Actions for compliance

ERO identified areas of non-compliance relating to Health and Safety. To meet requirements the service needs to improve its performance in the following areas:

  • management of risk for any planned excursions is documented
    [Licensing Criteria for Early Childhood Education and Care Centres 2008, HS17]

To improve practice the centre needs to ensure:

  • safety checking protocols for staff are consistently implemented [Vulnerable Children Act 2014].

Development Plan Recommendation

ERO recommends that the service, in consultation with the Ministry of Education, develops a plan to address the key next steps and actions outlined in this report.

Alan Wynyard

Director Review and Improvement Services Southern

Southern Region

6 March 2019

The Purpose of ERO Reports

The Education Review Office (ERO) is the government department that, as part of its work, reviews early childhood services throughout Aotearoa New Zealand. ERO’s reports provide information for parents and communities about each service’s strengths and next steps for development. ERO’s bicultural evaluation framework Ngā Pou Here is described in SECTION 3 of this report. Early childhood services are partners in the review process and are expected to make use of the review findings to enhance children's wellbeing and learning.

2 Information about the Early Childhood Service



Ministry of Education profile number


Licence type

Education & Care Service

Licensed under

Education (Early Childhood Services) Regulations 2008

Number licensed for

20 children, including up to 7 aged under 2

Service roll


Gender composition

Boys 22, Girls 9

Ethnic composition

Other ethnic groups


Percentage of qualified teachers


Reported ratios of staff to children

Under 2


Better than minimum requirements

Over 2

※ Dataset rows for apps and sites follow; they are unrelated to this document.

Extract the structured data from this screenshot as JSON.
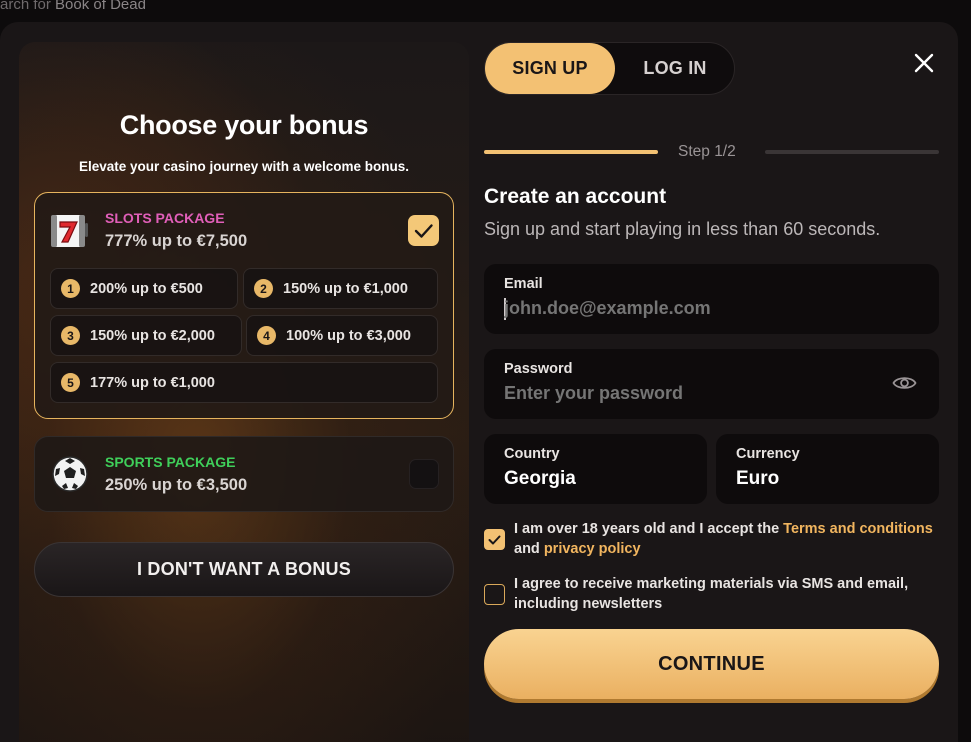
{
  "background": {
    "search_prefix": "arch for",
    "search_term": "Book of Dead"
  },
  "bonus_panel": {
    "title": "Choose your bonus",
    "subtitle": "Elevate your casino journey with a welcome bonus.",
    "slots_package": {
      "name": "SLOTS PACKAGE",
      "value": "777% up to €7,500",
      "checked": true,
      "icon": "slot-seven-icon",
      "tiers": [
        {
          "num": "1",
          "label": "200% up to €500"
        },
        {
          "num": "2",
          "label": "150% up to €1,000"
        },
        {
          "num": "3",
          "label": "150% up to €2,000"
        },
        {
          "num": "4",
          "label": "100% up to €3,000"
        },
        {
          "num": "5",
          "label": "177% up to €1,000"
        }
      ]
    },
    "sports_package": {
      "name": "SPORTS PACKAGE",
      "value": "250% up to €3,500",
      "checked": false,
      "icon": "soccer-ball-icon"
    },
    "no_bonus_label": "I DON'T WANT A BONUS"
  },
  "auth": {
    "tabs": [
      {
        "label": "SIGN UP",
        "active": true
      },
      {
        "label": "LOG IN",
        "active": false
      }
    ],
    "step_label": "Step 1/2",
    "progress": 0.5,
    "title": "Create an account",
    "subtitle": "Sign up and start playing in less than 60 seconds.",
    "email": {
      "label": "Email",
      "placeholder": "john.doe@example.com",
      "value": ""
    },
    "password": {
      "label": "Password",
      "placeholder": "Enter your password",
      "value": ""
    },
    "country": {
      "label": "Country",
      "value": "Georgia"
    },
    "currency": {
      "label": "Currency",
      "value": "Euro"
    },
    "age_consent": {
      "checked": true,
      "text_before": "I am over 18 years old and I accept the ",
      "terms_link": "Terms and conditions",
      "text_mid": " and ",
      "privacy_link": "privacy policy"
    },
    "marketing_consent": {
      "checked": false,
      "text": "I agree to receive marketing materials via SMS and email, including newsletters"
    },
    "continue_label": "CONTINUE"
  },
  "colors": {
    "accent": "#f3c173",
    "slots_name": "#e15fb9",
    "sports_name": "#3fcf5a",
    "link": "#f1b55f"
  }
}
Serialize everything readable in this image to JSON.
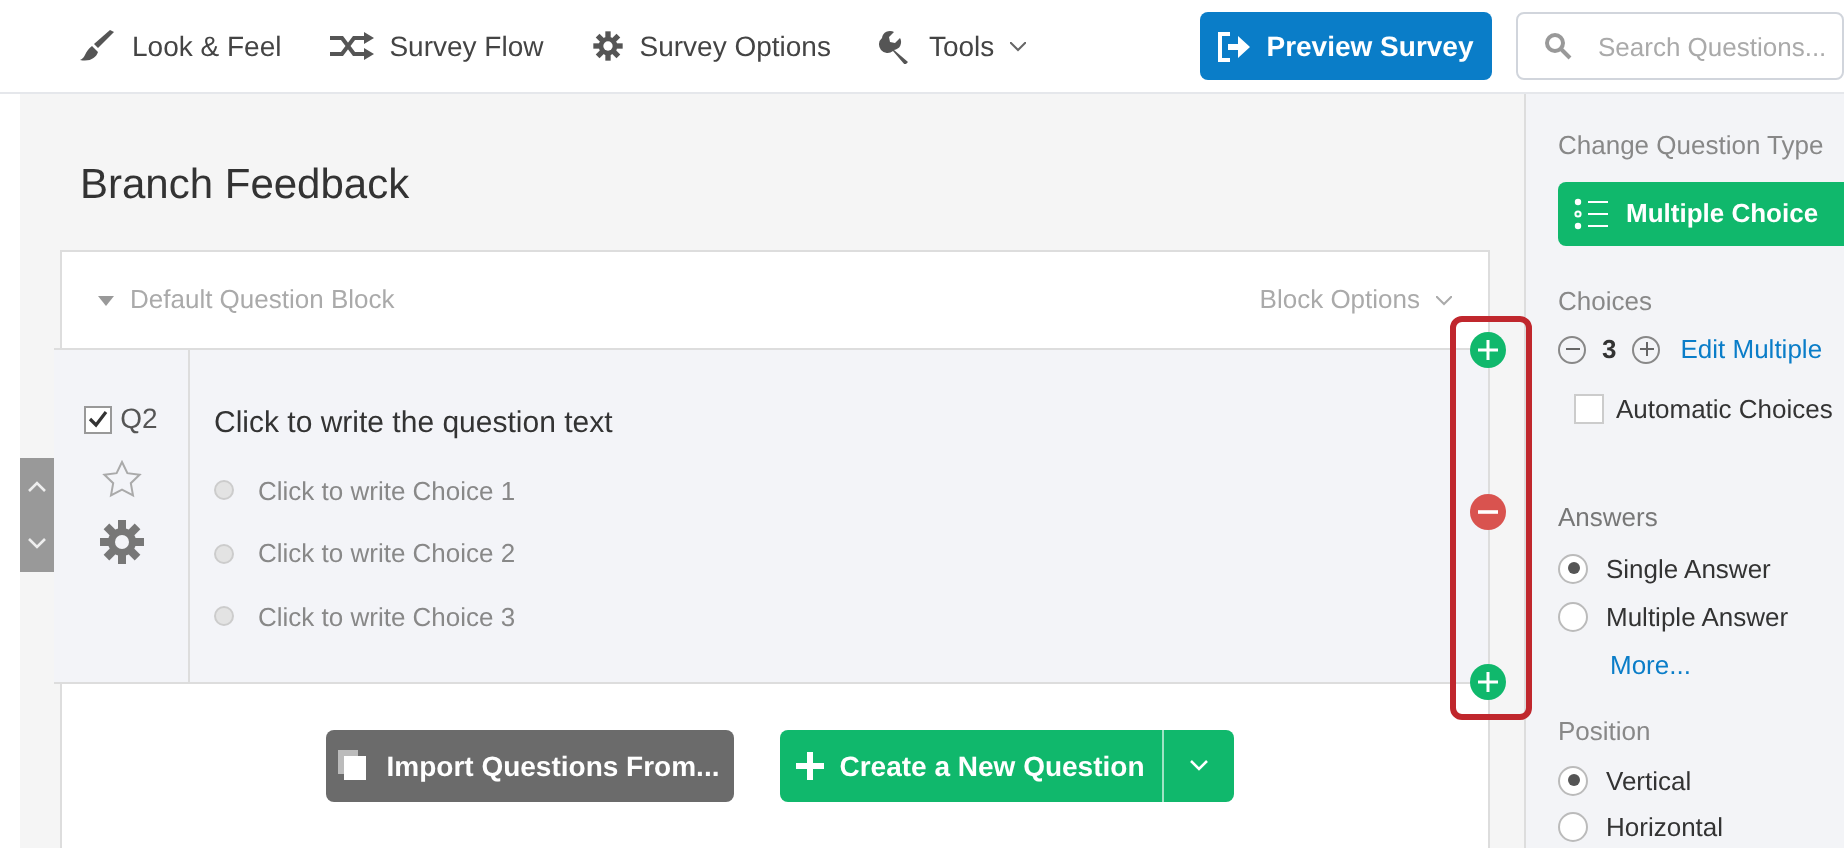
{
  "nav": [
    {
      "label": "Look & Feel",
      "kind": "brush"
    },
    {
      "label": "Survey Flow",
      "kind": "flow"
    },
    {
      "label": "Survey Options",
      "kind": "gear"
    },
    {
      "label": "Tools",
      "kind": "wrench",
      "dropdown": true
    }
  ],
  "preview_button": "Preview Survey",
  "search": {
    "placeholder": "Search Questions..."
  },
  "survey_title": "Branch Feedback",
  "block": {
    "name": "Default Question Block",
    "options_label": "Block Options"
  },
  "question": {
    "number": "Q2",
    "checked": true,
    "text": "Click to write the question text",
    "choices": [
      {
        "label": "Click to write Choice 1",
        "selected": false
      },
      {
        "label": "Click to write Choice 2",
        "selected": false
      },
      {
        "label": "Click to write Choice 3",
        "selected": false
      }
    ]
  },
  "side_controls": [
    {
      "kind": "add"
    },
    {
      "kind": "remove"
    },
    {
      "kind": "add"
    }
  ],
  "import_button": "Import Questions From...",
  "create_button": "Create a New Question",
  "panel": {
    "type_heading": "Change Question Type",
    "type_button": "Multiple Choice",
    "choices_heading": "Choices",
    "choice_count": "3",
    "edit_link": "Edit Multiple",
    "automatic": {
      "label": "Automatic Choices",
      "checked": false
    },
    "answers_heading": "Answers",
    "answers": [
      {
        "label": "Single Answer",
        "selected": true
      },
      {
        "label": "Multiple Answer",
        "selected": false
      }
    ],
    "more_link": "More...",
    "position_heading": "Position",
    "positions": [
      {
        "label": "Vertical",
        "selected": true
      },
      {
        "label": "Horizontal",
        "selected": false
      }
    ]
  }
}
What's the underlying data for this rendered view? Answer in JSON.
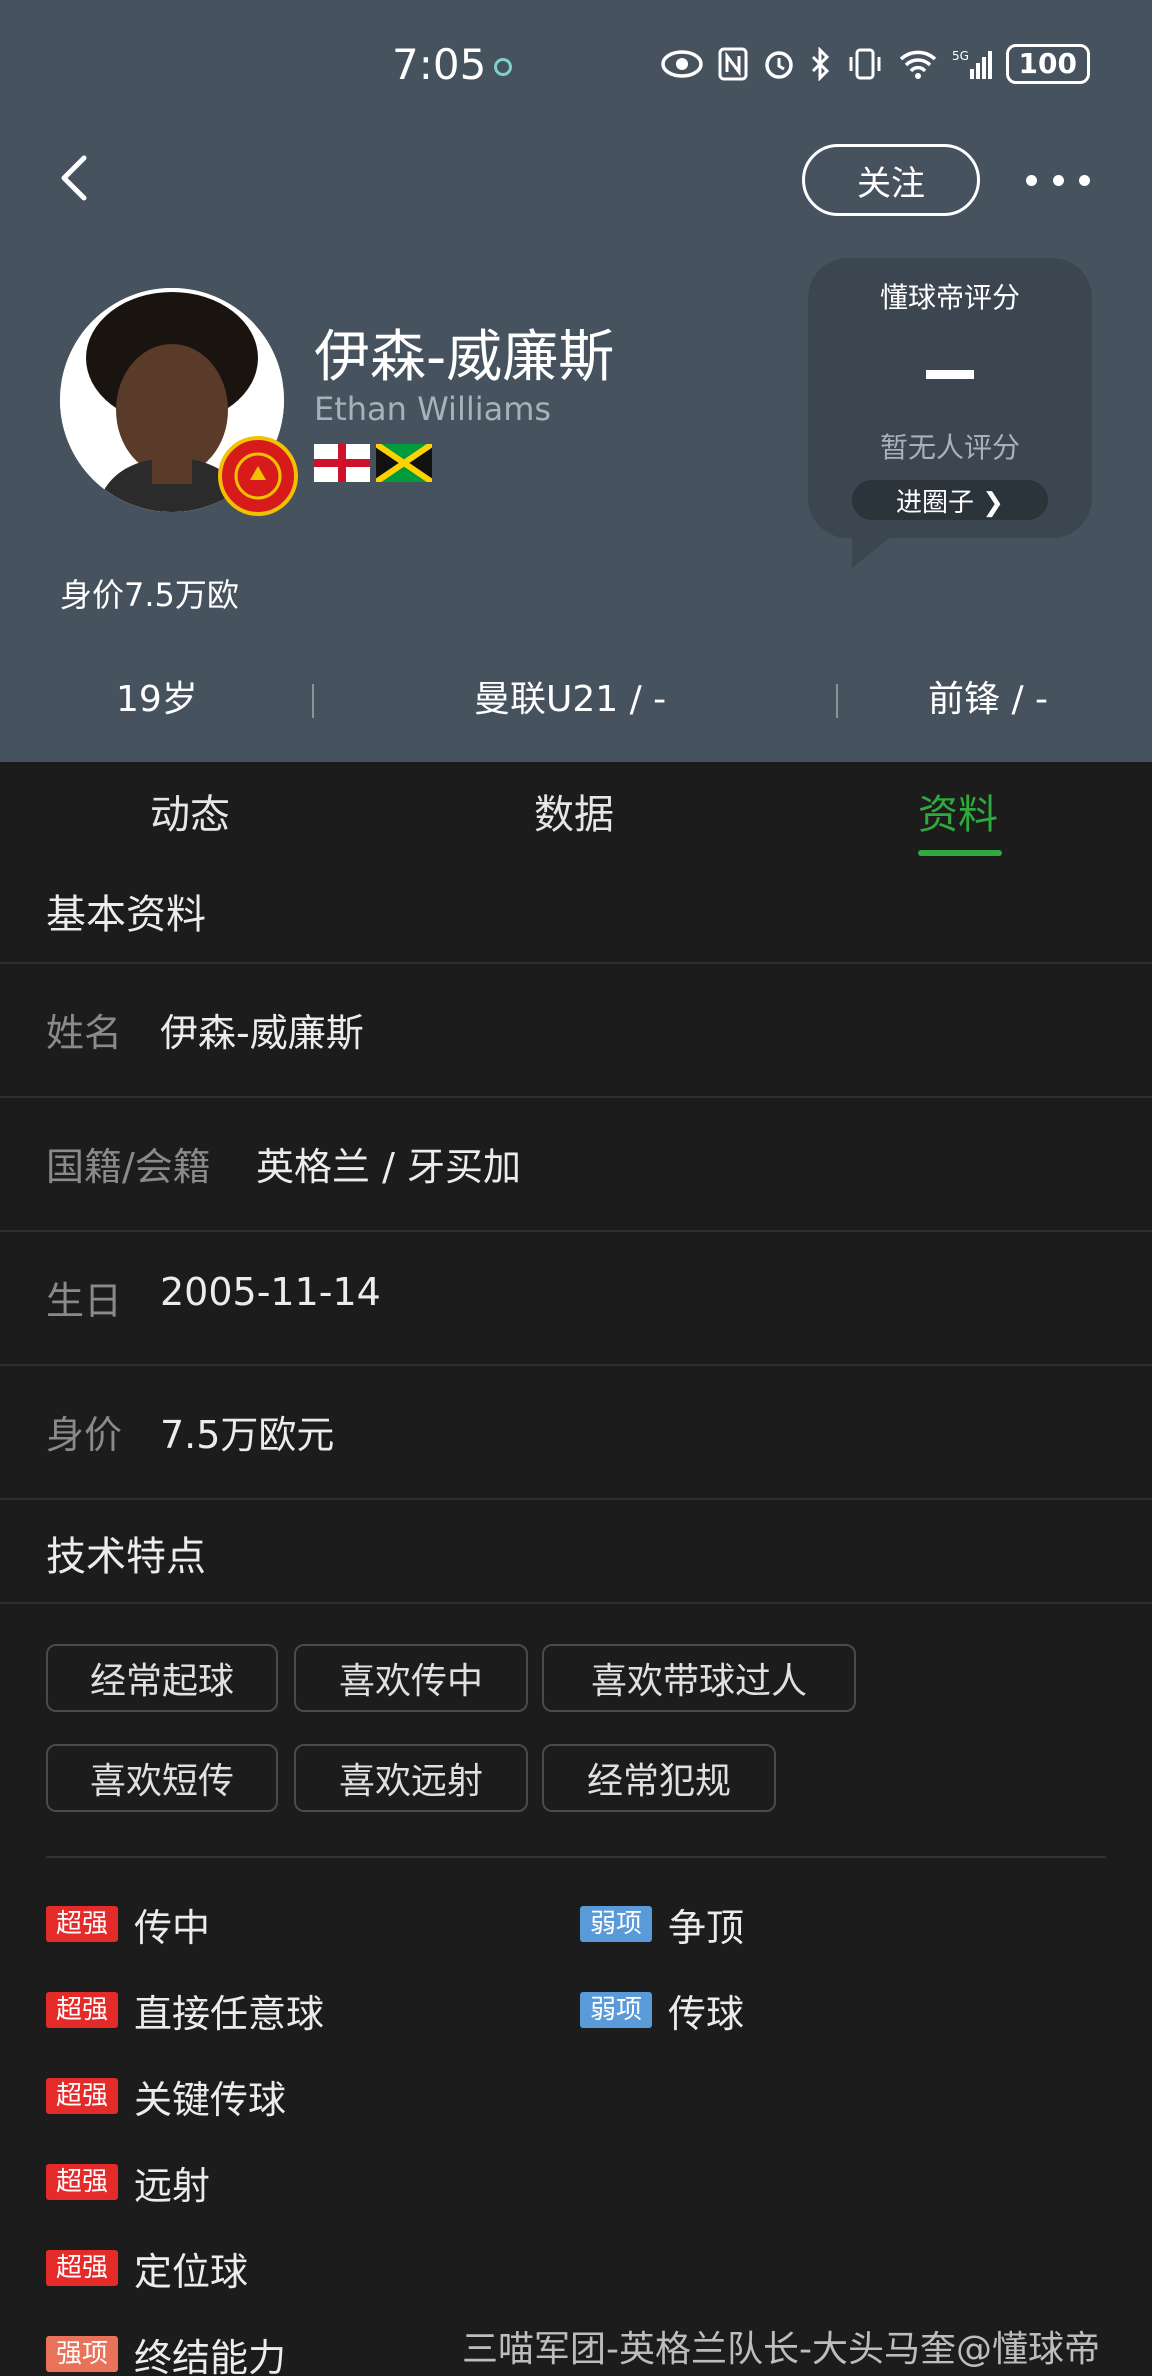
{
  "status_bar": {
    "time": "7:05",
    "battery": "100",
    "network": "5G"
  },
  "header": {
    "follow_label": "关注"
  },
  "player": {
    "name_cn": "伊森-威廉斯",
    "name_en": "Ethan Williams",
    "market_value_line": "身价7.5万欧"
  },
  "rating": {
    "title": "懂球帝评分",
    "value": "-",
    "empty_text": "暂无人评分",
    "circle_button": "进圈子 ❯"
  },
  "summary": {
    "age": "19岁",
    "club": "曼联U21 / -",
    "position": "前锋 / -"
  },
  "tabs": [
    {
      "label": "动态",
      "active": false
    },
    {
      "label": "数据",
      "active": false
    },
    {
      "label": "资料",
      "active": true
    }
  ],
  "colors": {
    "accent": "#2eaa3c",
    "hero_bg": "#46525e",
    "page_bg": "#1c1c1c",
    "super_badge": "#e52a2a",
    "weak_badge": "#5a9ad8",
    "strong_badge": "#e8735a"
  },
  "basic_info": {
    "title": "基本资料",
    "rows": [
      {
        "label": "姓名",
        "value": "伊森-威廉斯"
      },
      {
        "label": "国籍/会籍",
        "value": "英格兰 / 牙买加"
      },
      {
        "label": "生日",
        "value": "2005-11-14"
      },
      {
        "label": "身价",
        "value": "7.5万欧元"
      }
    ]
  },
  "tech": {
    "title": "技术特点",
    "tags": [
      "经常起球",
      "喜欢传中",
      "喜欢带球过人",
      "喜欢短传",
      "喜欢远射",
      "经常犯规"
    ],
    "strengths": [
      {
        "badge": "超强",
        "label": "传中"
      },
      {
        "badge": "超强",
        "label": "直接任意球"
      },
      {
        "badge": "超强",
        "label": "关键传球"
      },
      {
        "badge": "超强",
        "label": "远射"
      },
      {
        "badge": "超强",
        "label": "定位球"
      },
      {
        "badge": "强项",
        "label": "终结能力"
      }
    ],
    "weaknesses": [
      {
        "badge": "弱项",
        "label": "争顶"
      },
      {
        "badge": "弱项",
        "label": "传球"
      }
    ]
  },
  "watermark": "三喵军团-英格兰队长-大头马奎@懂球帝"
}
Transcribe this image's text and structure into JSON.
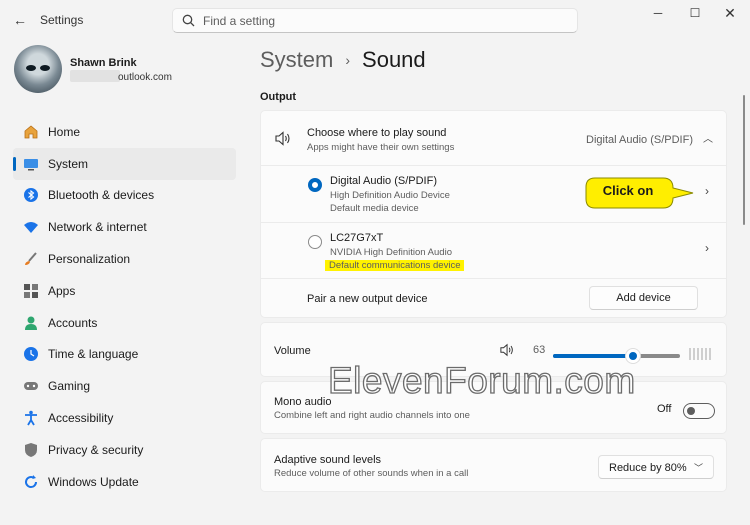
{
  "window": {
    "app_title": "Settings",
    "back_icon": "back-arrow-icon",
    "minimize_icon": "minimize-icon",
    "maximize_icon": "maximize-icon",
    "close_icon": "close-icon"
  },
  "search": {
    "placeholder": "Find a setting",
    "icon": "search-icon"
  },
  "user": {
    "name": "Shawn Brink",
    "email": "outlook.com"
  },
  "sidebar": {
    "items": [
      {
        "label": "Home",
        "icon": "home-icon",
        "active": false
      },
      {
        "label": "System",
        "icon": "system-icon",
        "active": true
      },
      {
        "label": "Bluetooth & devices",
        "icon": "bluetooth-icon",
        "active": false
      },
      {
        "label": "Network & internet",
        "icon": "wifi-icon",
        "active": false
      },
      {
        "label": "Personalization",
        "icon": "brush-icon",
        "active": false
      },
      {
        "label": "Apps",
        "icon": "apps-icon",
        "active": false
      },
      {
        "label": "Accounts",
        "icon": "accounts-icon",
        "active": false
      },
      {
        "label": "Time & language",
        "icon": "clock-globe-icon",
        "active": false
      },
      {
        "label": "Gaming",
        "icon": "gamepad-icon",
        "active": false
      },
      {
        "label": "Accessibility",
        "icon": "accessibility-icon",
        "active": false
      },
      {
        "label": "Privacy & security",
        "icon": "shield-icon",
        "active": false
      },
      {
        "label": "Windows Update",
        "icon": "update-icon",
        "active": false
      }
    ]
  },
  "breadcrumb": {
    "root": "System",
    "separator": "›",
    "current": "Sound"
  },
  "output": {
    "section_title": "Output",
    "choose": {
      "title": "Choose where to play sound",
      "subtitle": "Apps might have their own settings",
      "value": "Digital Audio (S/PDIF)",
      "icon": "speaker-icon"
    },
    "devices": [
      {
        "name": "Digital Audio (S/PDIF)",
        "description": "High Definition Audio Device",
        "role": "Default media device",
        "selected": true
      },
      {
        "name": "LC27G7xT",
        "description": "NVIDIA High Definition Audio",
        "role": "Default communications device",
        "selected": false
      }
    ],
    "pair": {
      "label": "Pair a new output device",
      "button": "Add device"
    }
  },
  "annotation": {
    "callout_text": "Click on"
  },
  "volume": {
    "label": "Volume",
    "value": "63",
    "level": 0.63,
    "icon": "speaker-icon"
  },
  "mono": {
    "title": "Mono audio",
    "subtitle": "Combine left and right audio channels into one",
    "state": "Off"
  },
  "adaptive": {
    "title": "Adaptive sound levels",
    "subtitle": "Reduce volume of other sounds when in a call",
    "selected": "Reduce by 80%"
  },
  "watermark": "ElevenForum.com",
  "colors": {
    "accent": "#0067c0",
    "highlight": "#fff200",
    "callout": "#ffee00"
  }
}
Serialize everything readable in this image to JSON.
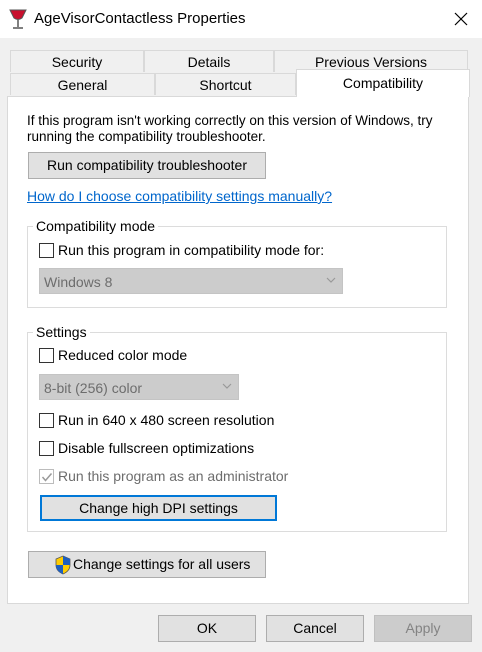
{
  "window": {
    "title": "AgeVisorContactless Properties"
  },
  "tabs": {
    "row1": [
      {
        "label": "Security"
      },
      {
        "label": "Details"
      },
      {
        "label": "Previous Versions"
      }
    ],
    "row2": [
      {
        "label": "General"
      },
      {
        "label": "Shortcut"
      },
      {
        "label": "Compatibility",
        "active": true
      }
    ]
  },
  "compat": {
    "intro": "If this program isn't working correctly on this version of Windows, try running the compatibility troubleshooter.",
    "troubleshooter_button": "Run compatibility troubleshooter",
    "help_link": "How do I choose compatibility settings manually?",
    "mode_group": {
      "title": "Compatibility mode",
      "checkbox_label": "Run this program in compatibility mode for:",
      "checked": false,
      "os_select_value": "Windows 8"
    },
    "settings_group": {
      "title": "Settings",
      "reduced_color": {
        "label": "Reduced color mode",
        "checked": false
      },
      "color_select_value": "8-bit (256) color",
      "run_640": {
        "label": "Run in 640 x 480 screen resolution",
        "checked": false
      },
      "disable_fullscreen": {
        "label": "Disable fullscreen optimizations",
        "checked": false
      },
      "run_admin": {
        "label": "Run this program as an administrator",
        "checked": true,
        "disabled": true
      },
      "dpi_button": "Change high DPI settings"
    },
    "all_users_button": "Change settings for all users"
  },
  "footer": {
    "ok": "OK",
    "cancel": "Cancel",
    "apply": "Apply"
  },
  "colors": {
    "link": "#0066cc",
    "focus_border": "#0078d7",
    "panel_bg": "#ffffff",
    "window_bg": "#f0f0f0"
  },
  "icons": {
    "app": "wine-glass-icon",
    "close": "close-icon",
    "shield": "uac-shield-icon",
    "dropdown": "chevron-down-icon"
  }
}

Better than minimum requirements

Review team on site

January 2019

Date of this report

6 March 2019

Most recent ERO report(s) (formerly Kilbirnie Community Creche)

Education Review

March 2012

Education Review

December 2014

3 General Information about Early Childhood Reviews

ERO’s Evaluation Framework

ERO’s overarching question for an early childhood education review is ‘How well placed is this service to promote positive learning outcomes for children?’ ERO focuses on the following factors as described in the bicultural framework Ngā Pou Here:

  • Pou Whakahaere – how the service determines its vision, philosophy and direction to ensure positive outcomes for children
  • Pou Ārahi – how leadership is enacted to enhance positive outcomes for children
  • Mātauranga – whose knowledge is valued and how the curriculum is designed to achieve positive outcomes for children
  • Tikanga whakaako – how approaches to teaching and learning respond to diversity and support positive outcomes for children.

Within these areas ERO considers the effectiveness of arotake – self review and of whanaungatanga – partnerships with parents and whānau.

ERO evaluates how well placed a service is to sustain good practice and make ongoing improvements for the benefit of all children at the service.

A focus for the government is that all children, especially priority learners, have an opportunity to benefit from quality early childhood education. ERO will report on how well each service promotes positive outcomes for all children, with a focus on children who are Māori, Pacific, have diverse needs, and are up to the age of two.

For more information about the framework and Ngā Pou Here refer to ERO’s Approach to Review in Early Childhood Services.

ERO’s Overall Judgement and Next Review

The overall judgement that ERO makes and the timing of the next review will depend on how well placed a service is to promote positive learning outcomes for children. The categories are:

  • Very well placed – The next ERO review in four years
  • Well placed – The next ERO review in three years
  • Requires further development – The next ERO review within two years
  • Not well placed - The next ERO review in consultation with the Ministry of Education

ERO has developed criteria for each category. These are available on ERO’s website.

Review Coverage

ERO reviews are tailored to each service’s context and performance, within the overarching review framework. The aim is to provide information on aspects that are central to positive outcomes for children and useful to the service.